───── Given data ─────

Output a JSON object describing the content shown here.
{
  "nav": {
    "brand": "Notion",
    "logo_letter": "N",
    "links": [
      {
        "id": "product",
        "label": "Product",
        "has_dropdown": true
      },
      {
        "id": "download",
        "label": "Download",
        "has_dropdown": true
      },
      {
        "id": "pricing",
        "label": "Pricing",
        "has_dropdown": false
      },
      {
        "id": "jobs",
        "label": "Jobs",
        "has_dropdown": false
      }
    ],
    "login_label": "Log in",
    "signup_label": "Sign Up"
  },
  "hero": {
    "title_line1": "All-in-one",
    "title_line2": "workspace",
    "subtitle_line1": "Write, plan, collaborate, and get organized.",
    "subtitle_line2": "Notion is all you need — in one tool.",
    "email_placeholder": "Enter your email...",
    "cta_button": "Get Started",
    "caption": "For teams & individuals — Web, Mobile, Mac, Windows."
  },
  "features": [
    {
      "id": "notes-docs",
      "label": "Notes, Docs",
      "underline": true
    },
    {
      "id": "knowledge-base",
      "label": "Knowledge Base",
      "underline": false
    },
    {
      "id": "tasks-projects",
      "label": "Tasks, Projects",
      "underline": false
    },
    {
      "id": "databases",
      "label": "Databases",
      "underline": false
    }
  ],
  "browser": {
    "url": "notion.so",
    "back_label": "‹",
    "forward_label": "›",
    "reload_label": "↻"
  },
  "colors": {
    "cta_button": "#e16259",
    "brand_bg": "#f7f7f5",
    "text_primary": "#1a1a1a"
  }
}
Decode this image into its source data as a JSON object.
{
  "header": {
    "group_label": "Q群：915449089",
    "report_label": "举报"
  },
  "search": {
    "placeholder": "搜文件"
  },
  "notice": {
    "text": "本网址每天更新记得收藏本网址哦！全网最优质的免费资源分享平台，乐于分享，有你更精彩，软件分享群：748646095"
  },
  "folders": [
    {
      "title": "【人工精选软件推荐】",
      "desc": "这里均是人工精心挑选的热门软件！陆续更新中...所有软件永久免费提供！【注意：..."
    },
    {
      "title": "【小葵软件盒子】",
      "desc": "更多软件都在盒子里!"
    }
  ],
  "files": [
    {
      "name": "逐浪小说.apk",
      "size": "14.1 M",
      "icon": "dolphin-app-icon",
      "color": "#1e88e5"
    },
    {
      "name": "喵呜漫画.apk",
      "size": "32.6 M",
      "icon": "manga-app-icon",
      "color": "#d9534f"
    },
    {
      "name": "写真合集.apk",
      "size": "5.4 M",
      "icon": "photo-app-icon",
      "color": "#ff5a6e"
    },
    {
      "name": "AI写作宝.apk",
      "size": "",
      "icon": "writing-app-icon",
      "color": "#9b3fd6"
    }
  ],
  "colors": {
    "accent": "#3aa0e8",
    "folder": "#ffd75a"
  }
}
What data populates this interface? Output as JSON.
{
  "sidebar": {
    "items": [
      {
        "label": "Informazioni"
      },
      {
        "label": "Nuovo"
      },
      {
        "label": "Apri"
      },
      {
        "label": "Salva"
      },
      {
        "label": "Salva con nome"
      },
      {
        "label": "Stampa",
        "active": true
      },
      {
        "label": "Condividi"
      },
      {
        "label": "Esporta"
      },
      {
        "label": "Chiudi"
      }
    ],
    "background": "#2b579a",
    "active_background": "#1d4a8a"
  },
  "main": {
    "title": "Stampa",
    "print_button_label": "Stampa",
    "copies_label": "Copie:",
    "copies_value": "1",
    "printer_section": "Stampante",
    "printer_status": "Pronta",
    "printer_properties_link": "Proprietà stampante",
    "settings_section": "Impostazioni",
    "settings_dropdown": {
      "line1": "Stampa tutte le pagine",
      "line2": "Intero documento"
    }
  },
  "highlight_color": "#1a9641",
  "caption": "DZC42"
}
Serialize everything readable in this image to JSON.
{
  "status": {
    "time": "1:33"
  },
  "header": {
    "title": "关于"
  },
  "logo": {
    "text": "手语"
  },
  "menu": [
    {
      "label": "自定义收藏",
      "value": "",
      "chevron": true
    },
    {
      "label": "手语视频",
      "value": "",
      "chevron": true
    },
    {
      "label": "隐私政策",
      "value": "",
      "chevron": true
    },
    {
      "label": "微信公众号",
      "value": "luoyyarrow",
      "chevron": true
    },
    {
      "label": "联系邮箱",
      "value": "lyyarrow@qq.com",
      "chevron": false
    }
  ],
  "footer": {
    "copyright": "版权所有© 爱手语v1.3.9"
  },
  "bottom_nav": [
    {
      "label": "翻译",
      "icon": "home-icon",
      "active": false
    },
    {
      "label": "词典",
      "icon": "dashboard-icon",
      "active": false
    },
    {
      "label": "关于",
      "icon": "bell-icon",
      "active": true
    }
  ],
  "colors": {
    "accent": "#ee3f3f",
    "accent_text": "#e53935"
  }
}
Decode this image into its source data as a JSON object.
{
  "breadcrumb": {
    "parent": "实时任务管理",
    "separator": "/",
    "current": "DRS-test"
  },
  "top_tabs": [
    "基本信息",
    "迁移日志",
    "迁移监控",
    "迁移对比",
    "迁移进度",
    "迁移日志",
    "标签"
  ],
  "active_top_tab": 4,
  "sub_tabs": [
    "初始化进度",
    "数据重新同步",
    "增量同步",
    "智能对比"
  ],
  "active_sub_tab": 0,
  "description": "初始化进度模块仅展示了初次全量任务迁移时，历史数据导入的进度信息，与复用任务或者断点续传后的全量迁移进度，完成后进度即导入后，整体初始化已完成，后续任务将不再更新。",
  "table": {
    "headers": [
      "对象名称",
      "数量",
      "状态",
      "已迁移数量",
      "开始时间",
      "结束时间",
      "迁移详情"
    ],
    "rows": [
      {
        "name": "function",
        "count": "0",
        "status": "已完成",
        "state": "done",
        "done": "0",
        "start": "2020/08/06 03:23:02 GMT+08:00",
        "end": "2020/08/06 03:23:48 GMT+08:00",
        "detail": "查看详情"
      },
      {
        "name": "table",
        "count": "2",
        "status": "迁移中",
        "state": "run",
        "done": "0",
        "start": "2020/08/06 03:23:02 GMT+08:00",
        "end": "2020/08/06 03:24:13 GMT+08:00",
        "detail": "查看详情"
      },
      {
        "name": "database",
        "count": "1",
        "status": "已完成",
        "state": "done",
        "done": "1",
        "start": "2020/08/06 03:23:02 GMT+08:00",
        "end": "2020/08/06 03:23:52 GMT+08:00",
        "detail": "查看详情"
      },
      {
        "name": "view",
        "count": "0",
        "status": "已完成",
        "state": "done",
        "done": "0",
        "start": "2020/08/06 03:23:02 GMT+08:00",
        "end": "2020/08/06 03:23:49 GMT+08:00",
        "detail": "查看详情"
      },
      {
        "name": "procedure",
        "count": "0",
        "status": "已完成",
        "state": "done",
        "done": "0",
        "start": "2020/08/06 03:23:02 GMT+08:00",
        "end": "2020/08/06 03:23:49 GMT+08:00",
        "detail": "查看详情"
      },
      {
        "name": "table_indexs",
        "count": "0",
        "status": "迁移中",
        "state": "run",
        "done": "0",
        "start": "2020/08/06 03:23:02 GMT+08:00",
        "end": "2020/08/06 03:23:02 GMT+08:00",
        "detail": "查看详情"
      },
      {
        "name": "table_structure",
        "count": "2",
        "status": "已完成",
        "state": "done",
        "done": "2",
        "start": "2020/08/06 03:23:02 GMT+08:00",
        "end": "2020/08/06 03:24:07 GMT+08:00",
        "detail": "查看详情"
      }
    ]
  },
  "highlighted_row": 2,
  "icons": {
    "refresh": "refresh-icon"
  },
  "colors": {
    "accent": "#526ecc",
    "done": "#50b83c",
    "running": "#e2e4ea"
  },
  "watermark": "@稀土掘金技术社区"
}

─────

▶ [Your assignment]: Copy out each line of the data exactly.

▶ [Expected answer]:
Output a JSON object describing the content shown here.
{
  "nav": {
    "brand": "Notion",
    "logo_letter": "N",
    "links": [
      {
        "id": "product",
        "label": "Product",
        "has_dropdown": true
      },
      {
        "id": "download",
        "label": "Download",
        "has_dropdown": true
      },
      {
        "id": "pricing",
        "label": "Pricing",
        "has_dropdown": false
      },
      {
        "id": "jobs",
        "label": "Jobs",
        "has_dropdown": false
      }
    ],
    "login_label": "Log in",
    "signup_label": "Sign Up"
  },
  "hero": {
    "title_line1": "All-in-one",
    "title_line2": "workspace",
    "subtitle_line1": "Write, plan, collaborate, and get organized.",
    "subtitle_line2": "Notion is all you need — in one tool.",
    "email_placeholder": "Enter your email...",
    "cta_button": "Get Started",
    "caption": "For teams & individuals — Web, Mobile, Mac, Windows."
  },
  "features": [
    {
      "id": "notes-docs",
      "label": "Notes, Docs",
      "underline": true
    },
    {
      "id": "knowledge-base",
      "label": "Knowledge Base",
      "underline": false
    },
    {
      "id": "tasks-projects",
      "label": "Tasks, Projects",
      "underline": false
    },
    {
      "id": "databases",
      "label": "Databases",
      "underline": false
    }
  ],
  "browser": {
    "url": "notion.so",
    "back_label": "‹",
    "forward_label": "›",
    "reload_label": "↻"
  },
  "colors": {
    "cta_button": "#e16259",
    "brand_bg": "#f7f7f5",
    "text_primary": "#1a1a1a"
  }
}
Decode this image into its source data as a JSON object.
{
  "header": {
    "group_label": "Q群：915449089",
    "report_label": "举报"
  },
  "search": {
    "placeholder": "搜文件"
  },
  "notice": {
    "text": "本网址每天更新记得收藏本网址哦！全网最优质的免费资源分享平台，乐于分享，有你更精彩，软件分享群：748646095"
  },
  "folders": [
    {
      "title": "【人工精选软件推荐】",
      "desc": "这里均是人工精心挑选的热门软件！陆续更新中...所有软件永久免费提供！【注意：..."
    },
    {
      "title": "【小葵软件盒子】",
      "desc": "更多软件都在盒子里!"
    }
  ],
  "files": [
    {
      "name": "逐浪小说.apk",
      "size": "14.1 M",
      "icon": "dolphin-app-icon",
      "color": "#1e88e5"
    },
    {
      "name": "喵呜漫画.apk",
      "size": "32.6 M",
      "icon": "manga-app-icon",
      "color": "#d9534f"
    },
    {
      "name": "写真合集.apk",
      "size": "5.4 M",
      "icon": "photo-app-icon",
      "color": "#ff5a6e"
    },
    {
      "name": "AI写作宝.apk",
      "size": "",
      "icon": "writing-app-icon",
      "color": "#9b3fd6"
    }
  ],
  "colors": {
    "accent": "#3aa0e8",
    "folder": "#ffd75a"
  }
}
What data populates this interface? Output as JSON.
{
  "sidebar": {
    "items": [
      {
        "label": "Informazioni"
      },
      {
        "label": "Nuovo"
      },
      {
        "label": "Apri"
      },
      {
        "label": "Salva"
      },
      {
        "label": "Salva con nome"
      },
      {
        "label": "Stampa",
        "active": true
      },
      {
        "label": "Condividi"
      },
      {
        "label": "Esporta"
      },
      {
        "label": "Chiudi"
      }
    ],
    "background": "#2b579a",
    "active_background": "#1d4a8a"
  },
  "main": {
    "title": "Stampa",
    "print_button_label": "Stampa",
    "copies_label": "Copie:",
    "copies_value": "1",
    "printer_section": "Stampante",
    "printer_status": "Pronta",
    "printer_properties_link": "Proprietà stampante",
    "settings_section": "Impostazioni",
    "settings_dropdown": {
      "line1": "Stampa tutte le pagine",
      "line2": "Intero documento"
    }
  },
  "highlight_color": "#1a9641",
  "caption": "DZC42"
}
Serialize everything readable in this image to JSON.
{
  "status": {
    "time": "1:33"
  },
  "header": {
    "title": "关于"
  },
  "logo": {
    "text": "手语"
  },
  "menu": [
    {
      "label": "自定义收藏",
      "value": "",
      "chevron": true
    },
    {
      "label": "手语视频",
      "value": "",
      "chevron": true
    },
    {
      "label": "隐私政策",
      "value": "",
      "chevron": true
    },
    {
      "label": "微信公众号",
      "value": "luoyyarrow",
      "chevron": true
    },
    {
      "label": "联系邮箱",
      "value": "lyyarrow@qq.com",
      "chevron": false
    }
  ],
  "footer": {
    "copyright": "版权所有© 爱手语v1.3.9"
  },
  "bottom_nav": [
    {
      "label": "翻译",
      "icon": "home-icon",
      "active": false
    },
    {
      "label": "词典",
      "icon": "dashboard-icon",
      "active": false
    },
    {
      "label": "关于",
      "icon": "bell-icon",
      "active": true
    }
  ],
  "colors": {
    "accent": "#ee3f3f",
    "accent_text": "#e53935"
  }
}
Decode this image into its source data as a JSON object.
{
  "breadcrumb": {
    "parent": "实时任务管理",
    "separator": "/",
    "current": "DRS-test"
  },
  "top_tabs": [
    "基本信息",
    "迁移日志",
    "迁移监控",
    "迁移对比",
    "迁移进度",
    "迁移日志",
    "标签"
  ],
  "active_top_tab": 4,
  "sub_tabs": [
    "初始化进度",
    "数据重新同步",
    "增量同步",
    "智能对比"
  ],
  "active_sub_tab": 0,
  "description": "初始化进度模块仅展示了初次全量任务迁移时，历史数据导入的进度信息，与复用任务或者断点续传后的全量迁移进度，完成后进度即导入后，整体初始化已完成，后续任务将不再更新。",
  "table": {
    "headers": [
      "对象名称",
      "数量",
      "状态",
      "已迁移数量",
      "开始时间",
      "结束时间",
      "迁移详情"
    ],
    "rows": [
      {
        "name": "function",
        "count": "0",
        "status": "已完成",
        "state": "done",
        "done": "0",
        "start": "2020/08/06 03:23:02 GMT+08:00",
        "end": "2020/08/06 03:23:48 GMT+08:00",
        "detail": "查看详情"
      },
      {
        "name": "table",
        "count": "2",
        "status": "迁移中",
        "state": "run",
        "done": "0",
        "start": "2020/08/06 03:23:02 GMT+08:00",
        "end": "2020/08/06 03:24:13 GMT+08:00",
        "detail": "查看详情"
      },
      {
        "name": "database",
        "count": "1",
        "status": "已完成",
        "state": "done",
        "done": "1",
        "start": "2020/08/06 03:23:02 GMT+08:00",
        "end": "2020/08/06 03:23:52 GMT+08:00",
        "detail": "查看详情"
      },
      {
        "name": "view",
        "count": "0",
        "status": "已完成",
        "state": "done",
        "done": "0",
        "start": "2020/08/06 03:23:02 GMT+08:00",
        "end": "2020/08/06 03:23:49 GMT+08:00",
        "detail": "查看详情"
      },
      {
        "name": "procedure",
        "count": "0",
        "status": "已完成",
        "state": "done",
        "done": "0",
        "start": "2020/08/06 03:23:02 GMT+08:00",
        "end": "2020/08/06 03:23:49 GMT+08:00",
        "detail": "查看详情"
      },
      {
        "name": "table_indexs",
        "count": "0",
        "status": "迁移中",
        "state": "run",
        "done": "0",
        "start": "2020/08/06 03:23:02 GMT+08:00",
        "end": "2020/08/06 03:23:02 GMT+08:00",
        "detail": "查看详情"
      },
      {
        "name": "table_structure",
        "count": "2",
        "status": "已完成",
        "state": "done",
        "done": "2",
        "start": "2020/08/06 03:23:02 GMT+08:00",
        "end": "2020/08/06 03:24:07 GMT+08:00",
        "detail": "查看详情"
      }
    ]
  },
  "highlighted_row": 2,
  "icons": {
    "refresh": "refresh-icon"
  },
  "colors": {
    "accent": "#526ecc",
    "done": "#50b83c",
    "running": "#e2e4ea"
  },
  "watermark": "@稀土掘金技术社区"
}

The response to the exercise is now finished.